◆ WHAT THE TASK ASKS ◆
In the records that follow, how many lines contain the word "selected"? Give only that figure.

(Beginning of SUPPLIED DATA)

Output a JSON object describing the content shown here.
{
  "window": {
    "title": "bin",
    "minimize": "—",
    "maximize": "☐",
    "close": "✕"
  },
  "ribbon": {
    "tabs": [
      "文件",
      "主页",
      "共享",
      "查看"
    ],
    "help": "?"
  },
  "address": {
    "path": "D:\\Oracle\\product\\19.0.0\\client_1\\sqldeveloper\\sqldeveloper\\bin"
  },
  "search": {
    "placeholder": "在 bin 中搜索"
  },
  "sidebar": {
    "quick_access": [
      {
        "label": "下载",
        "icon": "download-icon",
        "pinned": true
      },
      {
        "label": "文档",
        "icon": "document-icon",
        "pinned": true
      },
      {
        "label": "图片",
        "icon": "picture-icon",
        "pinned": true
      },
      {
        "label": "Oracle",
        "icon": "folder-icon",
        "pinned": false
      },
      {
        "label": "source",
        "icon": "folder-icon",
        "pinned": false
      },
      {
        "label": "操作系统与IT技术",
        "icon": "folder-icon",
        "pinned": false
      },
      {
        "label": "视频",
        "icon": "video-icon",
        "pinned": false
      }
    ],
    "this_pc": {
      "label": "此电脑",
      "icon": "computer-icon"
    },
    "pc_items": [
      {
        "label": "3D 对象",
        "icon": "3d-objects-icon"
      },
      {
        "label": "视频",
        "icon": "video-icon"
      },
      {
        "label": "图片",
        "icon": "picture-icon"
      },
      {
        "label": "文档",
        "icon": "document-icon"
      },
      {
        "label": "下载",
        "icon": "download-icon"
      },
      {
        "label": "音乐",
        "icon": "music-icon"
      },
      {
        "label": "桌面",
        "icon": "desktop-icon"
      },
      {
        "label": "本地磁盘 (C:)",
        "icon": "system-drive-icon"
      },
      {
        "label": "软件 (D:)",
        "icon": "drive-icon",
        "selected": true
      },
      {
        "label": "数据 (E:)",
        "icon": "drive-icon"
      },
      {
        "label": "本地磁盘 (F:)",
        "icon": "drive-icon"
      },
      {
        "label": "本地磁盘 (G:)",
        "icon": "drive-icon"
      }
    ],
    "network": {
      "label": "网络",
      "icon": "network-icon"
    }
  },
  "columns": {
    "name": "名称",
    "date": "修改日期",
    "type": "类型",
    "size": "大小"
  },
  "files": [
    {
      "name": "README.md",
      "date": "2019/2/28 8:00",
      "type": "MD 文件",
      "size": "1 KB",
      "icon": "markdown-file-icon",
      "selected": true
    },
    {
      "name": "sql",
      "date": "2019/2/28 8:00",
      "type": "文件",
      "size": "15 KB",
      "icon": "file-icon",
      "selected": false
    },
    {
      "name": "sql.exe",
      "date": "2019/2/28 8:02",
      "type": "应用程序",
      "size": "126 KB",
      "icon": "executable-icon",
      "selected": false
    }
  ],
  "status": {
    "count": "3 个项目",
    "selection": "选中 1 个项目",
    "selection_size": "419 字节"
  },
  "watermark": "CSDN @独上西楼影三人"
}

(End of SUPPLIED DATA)

◆ EXERCISE RESULT ◆
4